“All science is either physics or stamp collecting.”
- Ernest Rutherford, Nobel Prize-winning physicist (1871-1937)
I’m always amazed that so many climate change skeptics and deniers have a hard time believing the concept that as we add our emissions to the atmosphere every year, we can’t be at least part of the cause for the global warming and climate change we’ve been observing over the last half-century. We’re adding greenhouse gases such as carbon dioxide, methane and nitrous oxide, and although methane is twenty times more potent a greenhouse gas than carbon dioxide, it’s the sheer volume of carbon dioxide that makes it the bigger problem.
I’m a firm believer that if people properly undertand the science, then they’ll understand why so many of the world’s scientists are concerned about this issue, and perhaps even become concerned themselves. I find the physics behind greenhouse gases fascinating. What is it about these particular molecules that give them their property of trapping heat in our atmosphere?
First, let’s quickly review which gases make up the bulk of our atmosphere:
Nitrogen (N2) - 78%
Oxygen (O2) - 21%
Argon - 0.9%
Carbon Dioxide (CO2) - 0.04%
Methane (CH4) - 0.0002%
Water vapour (H2O) - variable, on average 0.4% throughout the atmosphere
Notice that nearly 100 percent of the atmosphere is made up of gases that aren’t greenhouse gases. Neither nitrogen nor oxygen contribute to the greenhouse effect.
The main greenhouse gases in our atmosphere are: water vapour (H2O), carbon dioxide (CO2), methane (CH4), nitrous oxide (NO2), and ozone (O3). All of these are trace gases in much smaller amounts than nitrogen or oxygen.
Although water vapour is the largest component, and also a more potent greenhouse gas than carbon dioxide, it’s generally a fixed amount.
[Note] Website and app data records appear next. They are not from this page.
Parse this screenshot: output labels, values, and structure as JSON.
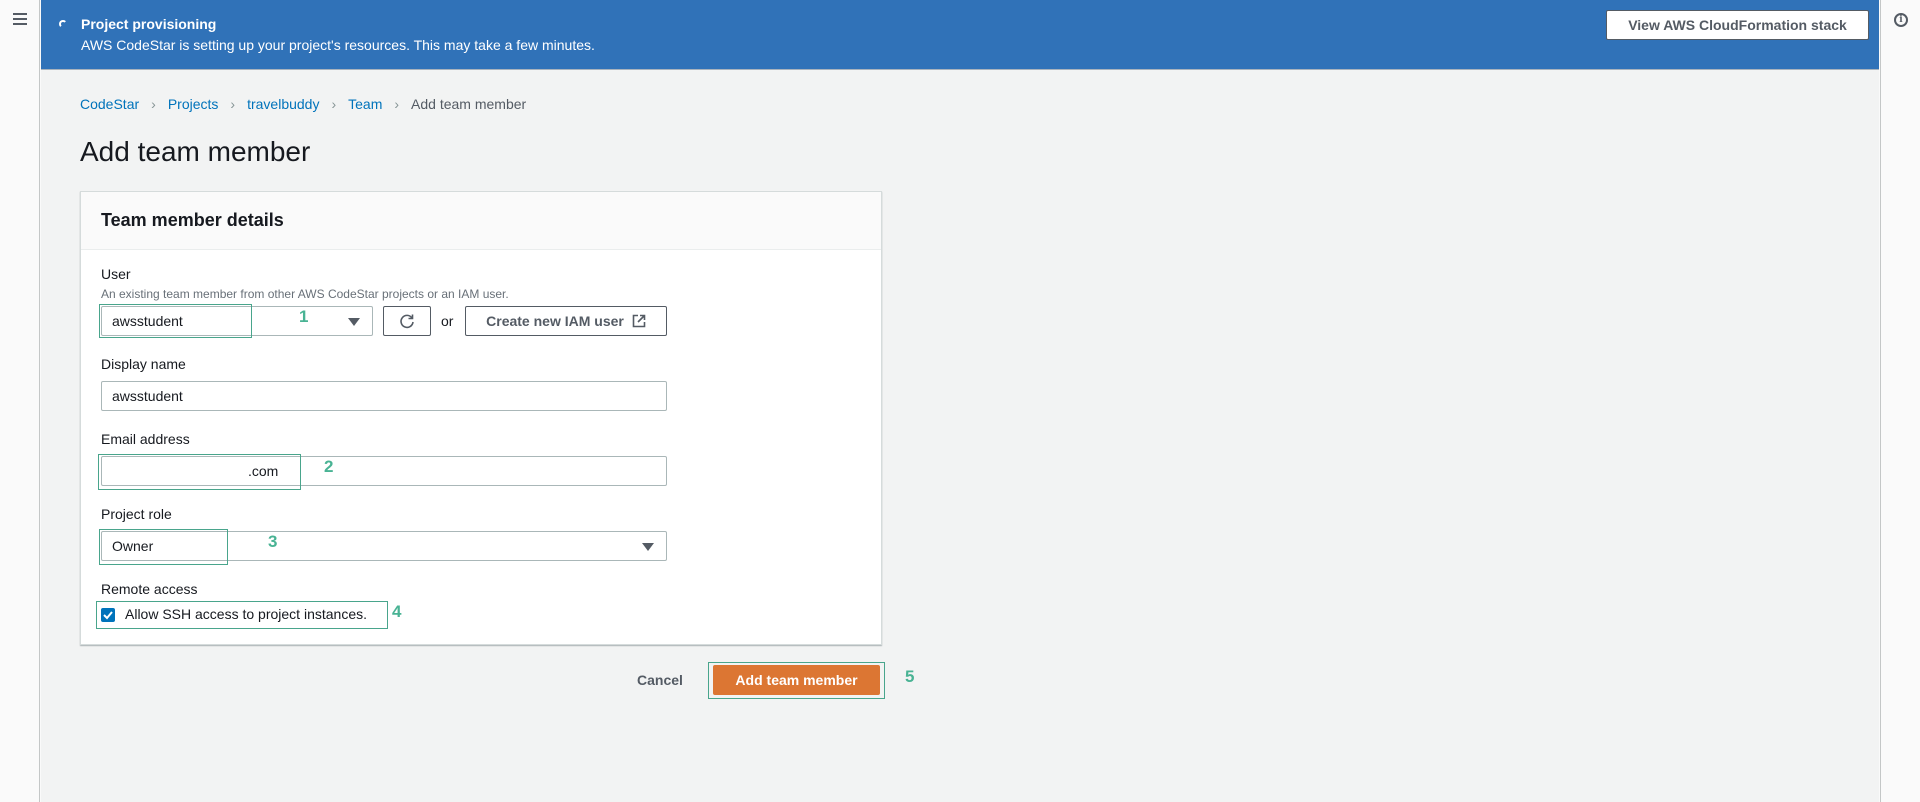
{
  "banner": {
    "title": "Project provisioning",
    "message": "AWS CodeStar is setting up your project's resources. This may take a few minutes.",
    "action_label": "View AWS CloudFormation stack",
    "color": "#3072b8"
  },
  "breadcrumb": {
    "items": [
      "CodeStar",
      "Projects",
      "travelbuddy",
      "Team"
    ],
    "current": "Add team member"
  },
  "page": {
    "title": "Add team member"
  },
  "panel": {
    "title": "Team member details",
    "user": {
      "label": "User",
      "description": "An existing team member from other AWS CodeStar projects or an IAM user.",
      "value": "awsstudent",
      "or_text": "or",
      "create_label": "Create new IAM user"
    },
    "display_name": {
      "label": "Display name",
      "value": "awsstudent"
    },
    "email": {
      "label": "Email address",
      "value": ".com"
    },
    "project_role": {
      "label": "Project role",
      "value": "Owner"
    },
    "remote_access": {
      "label": "Remote access",
      "checkbox_label": "Allow SSH access to project instances.",
      "checked": true
    }
  },
  "actions": {
    "cancel_label": "Cancel",
    "submit_label": "Add team member",
    "submit_color": "#dc7633"
  },
  "annotations": [
    "1",
    "2",
    "3",
    "4",
    "5"
  ]
}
We can’t add more water vapour to the atmosphere because the excess will simply precipitate out. (Unless, of course, global warming continues; warmer air can hold onto more water vapour than colder air—one of the reasons we experience more extreme weather phenomena such as hurricanes as part of climate change). And don’t misunderstand me, we need these gases, just not in excessive amounts. It’s estimated that without them our planet’s average temperature would be about 33 degrees Celsius (59 degrees Fahrenheit) colder than it is now.
Even if you know nothing about physics or chemistry, you might notice something different about the greenhouse gases compared with oxygen and nitrogen. For one thing, they all have more than two atoms, and all of them other than ozone have combinations of different types of atoms. These larger molecules have a property that nitrogen and oxygen don’t share: they can absorb infrared radiation, also known as heat energy. They function as insulators in our atmsophere, helping to trap all of the radiating heat from our planet’s surface, reflecting it back rather than letting it escape into space.
It’s the same thing as a greenhouse which helps plants grow in a warmer environment than the outside temperature would normally allow. Visible light gets in, some of it is reflected back—green plants look green because that component of visible light is reflected back to your eyes—but most of it is absorbed. Much of the absorbed energy from light is converted into infrared radiation and that’s the heat you feel in a greenhouse.
Our atmosphere functions the same way. Visible light from the sun gets through the atmosphere and some is reflected back (blue from oceans, green from forests, yellow from deserts), but much is aborbed and then reflected back as infrared radiation. Just like the glass in a greenhouse, greenhouse gases allow visible light through, but trap heat in the infrared.
How these gases do that is a bit complicated, but a simple way to think about it is they start to vibrate more when exposed to infrared radiation. If you think of the bonds that hold atoms together inside a molecule as springs, then as greenhouse gas molecules get exposed to infrared radiation, they abosrb that energy and the springs start to vibrate more quickly, squeezing together and pulling apart more vigourously, even bending the bonds if they absorb enough energy.
Since all of these greenhouse gas molecules are surrounded by nitrogen and oxygen molecules, it’s not hard for them to transfer some of that energy to the non-greenhouse gases which in turn start to vibrate more energetically themselves. In that way, the whole atmosphere ultimately becomes warmer thanks to the physical properties of the trace amounts of these few molecules in our atmosphere which contain more than two atoms.
Since our human activities contribute so much added greenhouse gases—30 billion tons of carbon dioxide added each year alone—it’s not surprising that we’re playing a part in climate change. Most climate scientists think we’re playing the biggest part. But even if deniers and skeptics want to hold onto the belief that climate change is part of a natural cycle, wouldn’t it make sense that we should avoid aggravating it even further and do our best to curtail our emissions by looking to renewable sources of energy?
It all comes down to simple physics.